RECORDS FOR PROCESSING Start Marker

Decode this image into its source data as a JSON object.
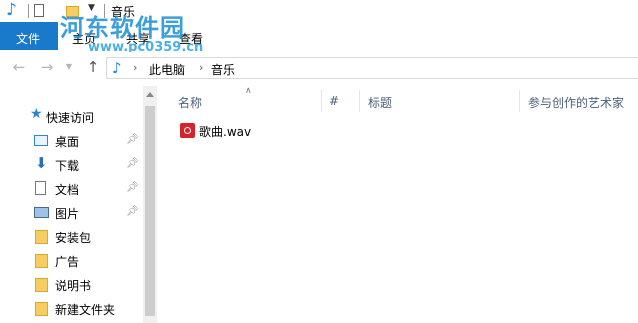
{
  "window": {
    "title": "音乐"
  },
  "ribbon": {
    "tabs": [
      {
        "label": "文件"
      },
      {
        "label": "主页"
      },
      {
        "label": "共享"
      },
      {
        "label": "查看"
      }
    ]
  },
  "watermark": {
    "title": "河东软件园",
    "url": "www.pc0359.cn"
  },
  "address": {
    "crumbs": [
      "此电脑",
      "音乐"
    ]
  },
  "nav": {
    "quick_access": "快速访问",
    "items": [
      {
        "label": "桌面",
        "icon": "desktop-icon",
        "pinned": true
      },
      {
        "label": "下载",
        "icon": "download-icon",
        "pinned": true
      },
      {
        "label": "文档",
        "icon": "document-icon",
        "pinned": true
      },
      {
        "label": "图片",
        "icon": "pictures-icon",
        "pinned": true
      },
      {
        "label": "安装包",
        "icon": "folder-icon",
        "pinned": false
      },
      {
        "label": "广告",
        "icon": "folder-icon",
        "pinned": false
      },
      {
        "label": "说明书",
        "icon": "folder-icon",
        "pinned": false
      },
      {
        "label": "新建文件夹",
        "icon": "folder-icon",
        "pinned": false
      }
    ]
  },
  "columns": {
    "name": "名称",
    "number": "#",
    "title": "标题",
    "artist": "参与创作的艺术家"
  },
  "files": [
    {
      "name": "歌曲.wav",
      "icon": "music-file-icon"
    }
  ],
  "colors": {
    "accent": "#1979ca",
    "folder": "#f5cd62",
    "music_icon": "#d6232a"
  }
}
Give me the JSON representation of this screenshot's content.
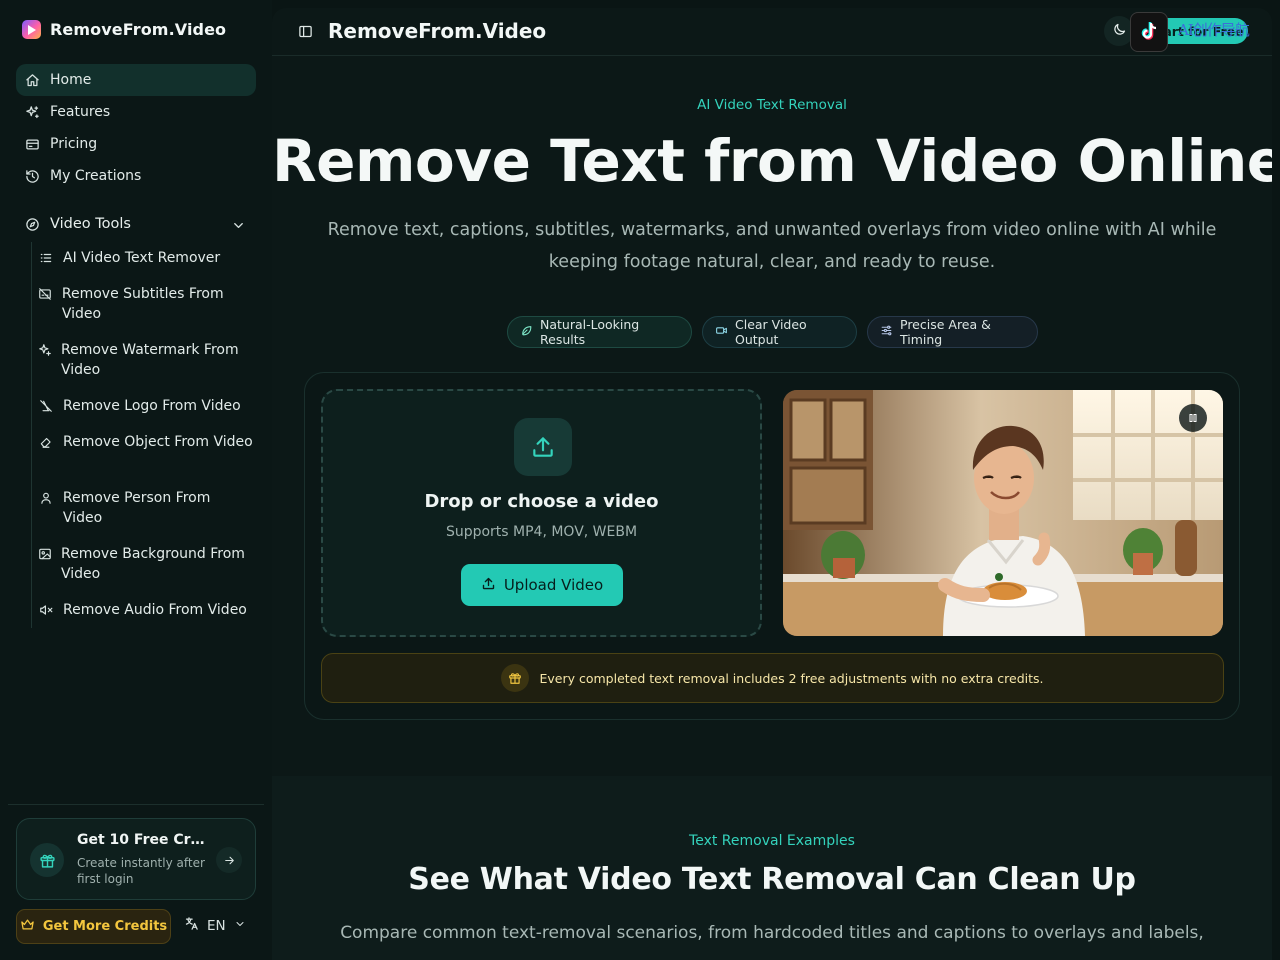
{
  "brand": {
    "name": "RemoveFrom.Video"
  },
  "nav": {
    "items": [
      {
        "label": "Home",
        "icon": "home-icon",
        "active": true
      },
      {
        "label": "Features",
        "icon": "sparkles-icon"
      },
      {
        "label": "Pricing",
        "icon": "card-icon"
      },
      {
        "label": "My Creations",
        "icon": "history-icon"
      }
    ],
    "group": {
      "label": "Video Tools",
      "icon": "compass-icon"
    },
    "tools": [
      {
        "label": "AI Video Text Remover",
        "icon": "list-icon"
      },
      {
        "label": "Remove Subtitles From Video",
        "icon": "captions-off-icon"
      },
      {
        "label": "Remove Watermark From Video",
        "icon": "sparkles-icon"
      },
      {
        "label": "Remove Logo From Video",
        "icon": "brand-off-icon"
      },
      {
        "label": "Remove Object From Video",
        "icon": "eraser-icon"
      },
      {
        "label": "Remove Person From Video",
        "icon": "user-icon"
      },
      {
        "label": "Remove Background From Video",
        "icon": "image-icon"
      },
      {
        "label": "Remove Audio From Video",
        "icon": "volume-off-icon"
      }
    ]
  },
  "promo": {
    "title": "Get 10 Free Cred...",
    "subtitle": "Create instantly after first login"
  },
  "footer": {
    "credits_label": "Get More Credits",
    "lang": "EN"
  },
  "topbar": {
    "title": "RemoveFrom.Video",
    "start_label": "Start for Free",
    "overlay_text": "AI创作导航"
  },
  "hero": {
    "kicker": "AI Video Text Removal",
    "title": "Remove Text from Video Online",
    "description": "Remove text, captions, subtitles, watermarks, and unwanted overlays from video online with AI while keeping footage natural, clear, and ready to reuse.",
    "chips": [
      "Natural-Looking Results",
      "Clear Video Output",
      "Precise Area & Timing"
    ]
  },
  "upload": {
    "title": "Drop or choose a video",
    "formats": "Supports MP4, MOV, WEBM",
    "button": "Upload Video"
  },
  "notice": "Every completed text removal includes 2 free adjustments with no extra credits.",
  "examples": {
    "kicker": "Text Removal Examples",
    "title": "See What Video Text Removal Can Clean Up",
    "description": "Compare common text-removal scenarios, from hardcoded titles and captions to overlays and labels,"
  },
  "colors": {
    "accent": "#23c9b4",
    "gold": "#f3c63e",
    "background": "#0a1514"
  }
}
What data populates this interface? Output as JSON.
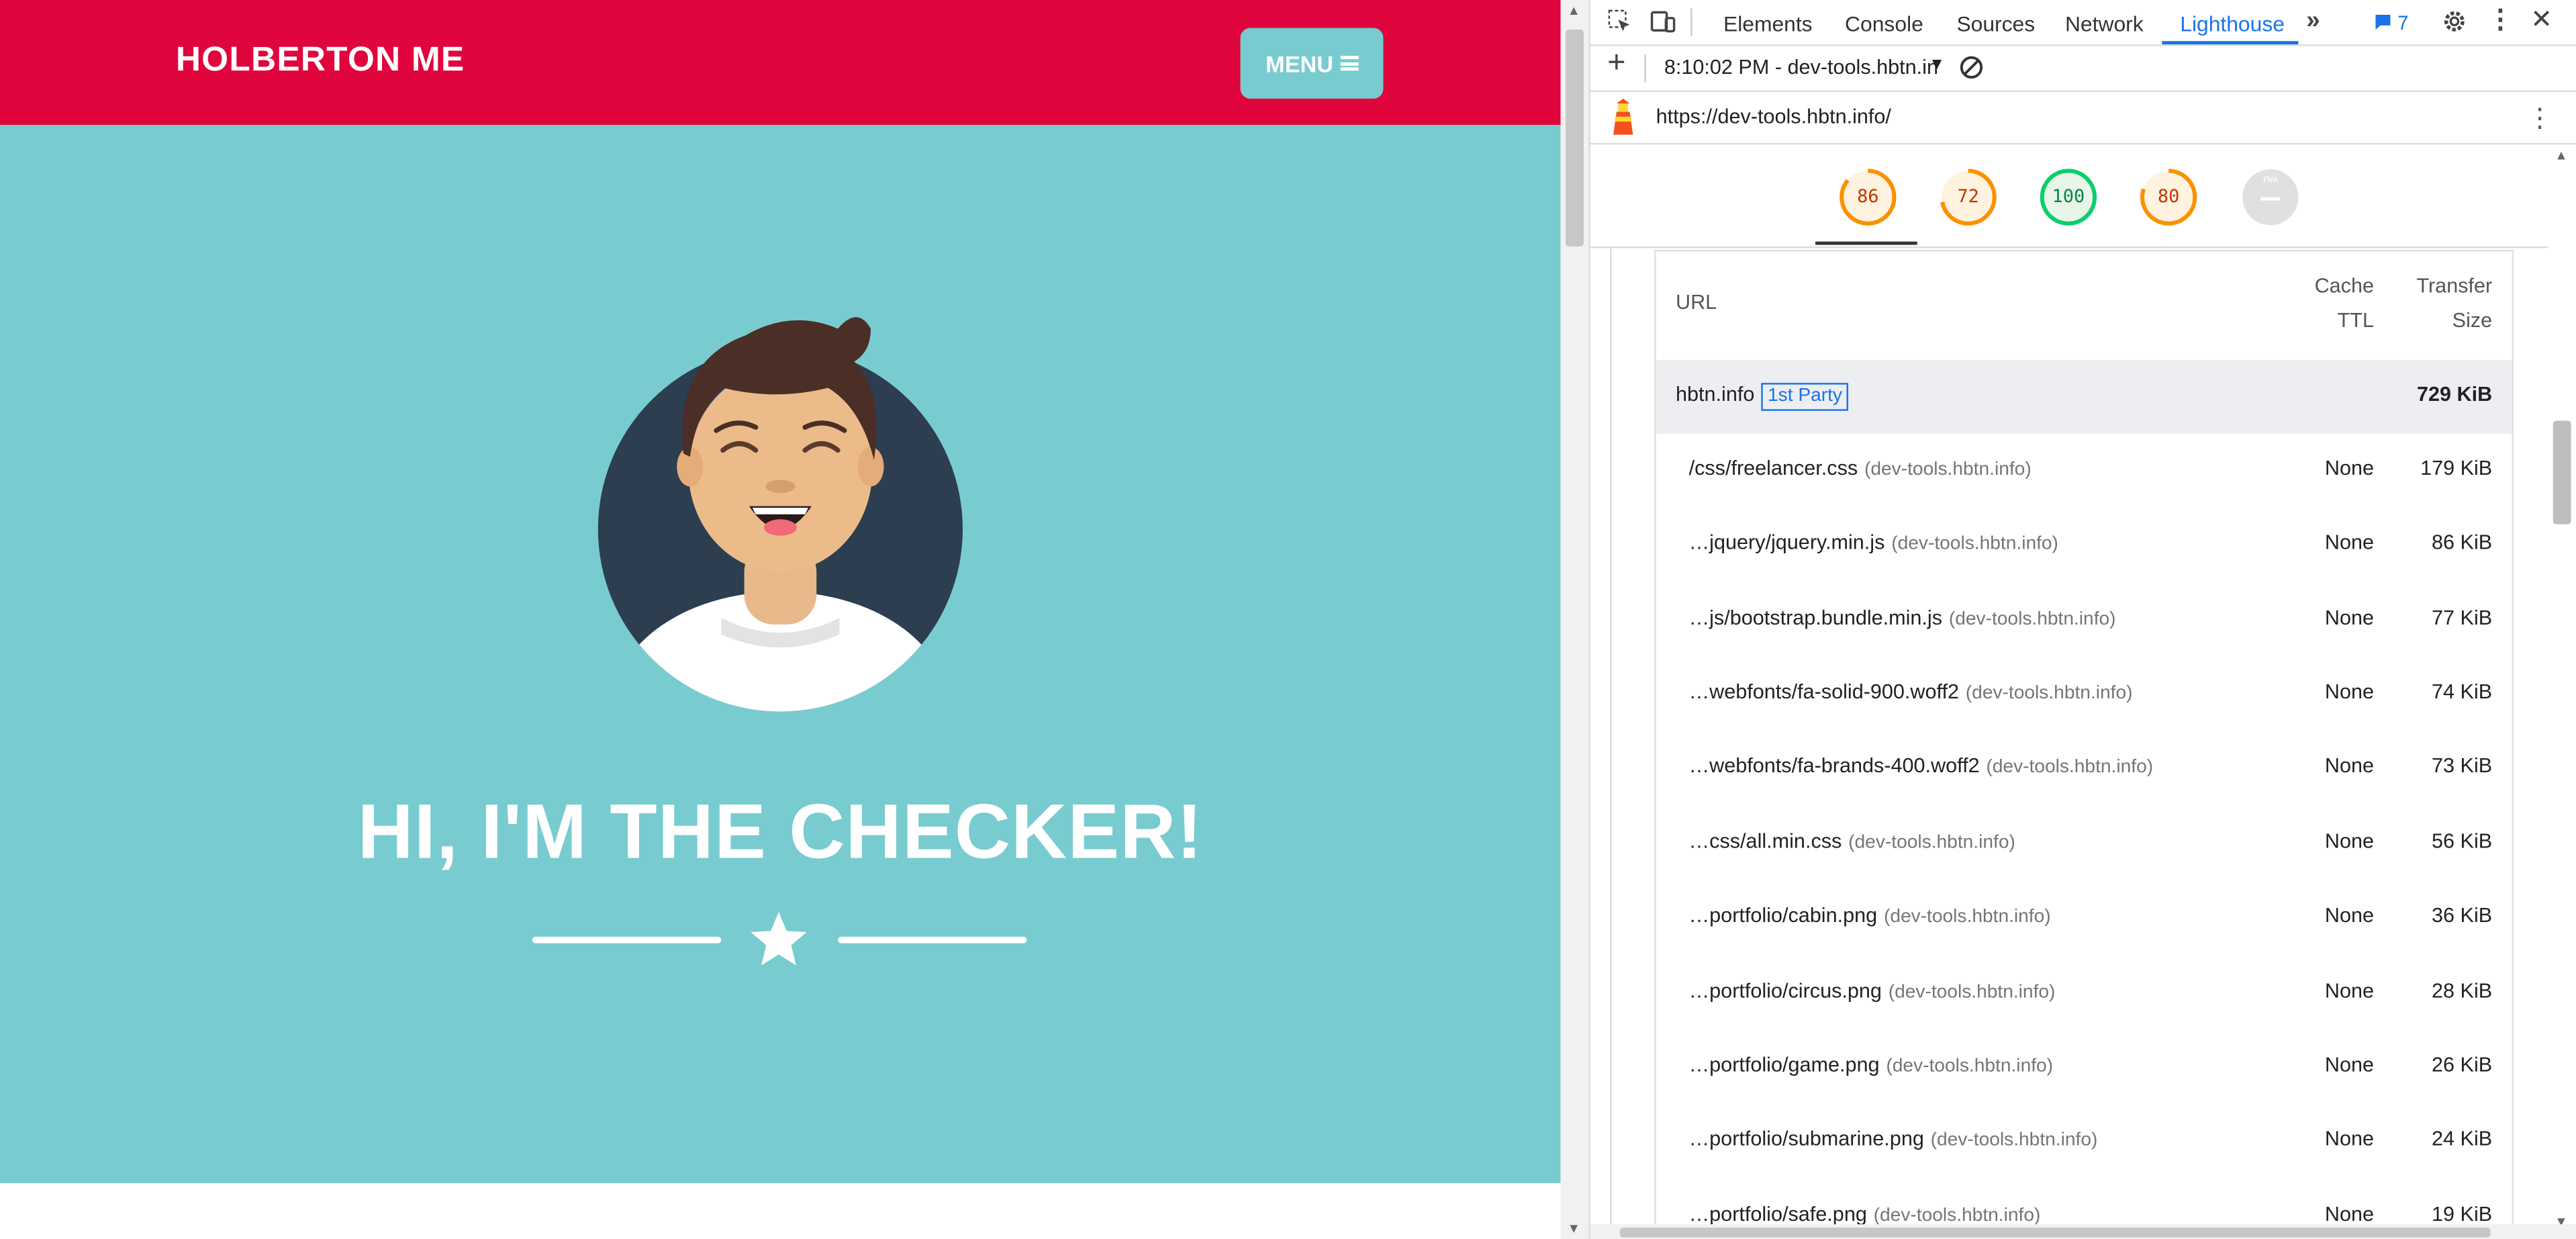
{
  "site": {
    "brand": "HOLBERTON ME",
    "menu_label": "MENU",
    "hero_title": "HI, I'M THE CHECKER!",
    "colors": {
      "nav": "#e0063d",
      "hero": "#78ccd0",
      "menu_button": "#78ccd0"
    }
  },
  "devtools": {
    "tabs": [
      "Elements",
      "Console",
      "Sources",
      "Network",
      "Lighthouse"
    ],
    "active_tab": "Lighthouse",
    "issues_count": "7",
    "report_time": "8:10:02 PM - dev-tools.hbtn.in",
    "url": "https://dev-tools.hbtn.info/",
    "scores": [
      {
        "value": "86",
        "color": "#fa9100"
      },
      {
        "value": "72",
        "color": "#fa9100"
      },
      {
        "value": "100",
        "color": "#0cce6b"
      },
      {
        "value": "80",
        "color": "#fa9100"
      },
      {
        "value": "PWA",
        "color": "#9e9e9e"
      }
    ],
    "table": {
      "headers": {
        "url": "URL",
        "ttl_1": "Cache",
        "ttl_2": "TTL",
        "size_1": "Transfer",
        "size_2": "Size"
      },
      "group": {
        "name": "hbtn.info",
        "badge": "1st Party",
        "size": "729 KiB"
      },
      "rows": [
        {
          "url": "/css/freelancer.css",
          "host": "(dev-tools.hbtn.info)",
          "ttl": "None",
          "size": "179 KiB"
        },
        {
          "url": "…jquery/jquery.min.js",
          "host": "(dev-tools.hbtn.info)",
          "ttl": "None",
          "size": "86 KiB"
        },
        {
          "url": "…js/bootstrap.bundle.min.js",
          "host": "(dev-tools.hbtn.info)",
          "ttl": "None",
          "size": "77 KiB"
        },
        {
          "url": "…webfonts/fa-solid-900.woff2",
          "host": "(dev-tools.hbtn.info)",
          "ttl": "None",
          "size": "74 KiB"
        },
        {
          "url": "…webfonts/fa-brands-400.woff2",
          "host": "(dev-tools.hbtn.info)",
          "ttl": "None",
          "size": "73 KiB"
        },
        {
          "url": "…css/all.min.css",
          "host": "(dev-tools.hbtn.info)",
          "ttl": "None",
          "size": "56 KiB"
        },
        {
          "url": "…portfolio/cabin.png",
          "host": "(dev-tools.hbtn.info)",
          "ttl": "None",
          "size": "36 KiB"
        },
        {
          "url": "…portfolio/circus.png",
          "host": "(dev-tools.hbtn.info)",
          "ttl": "None",
          "size": "28 KiB"
        },
        {
          "url": "…portfolio/game.png",
          "host": "(dev-tools.hbtn.info)",
          "ttl": "None",
          "size": "26 KiB"
        },
        {
          "url": "…portfolio/submarine.png",
          "host": "(dev-tools.hbtn.info)",
          "ttl": "None",
          "size": "24 KiB"
        },
        {
          "url": "…portfolio/safe.png",
          "host": "(dev-tools.hbtn.info)",
          "ttl": "None",
          "size": "19 KiB"
        }
      ]
    }
  }
}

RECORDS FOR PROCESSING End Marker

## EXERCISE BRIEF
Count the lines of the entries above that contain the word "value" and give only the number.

## RESULT OF THE EXERCISE
5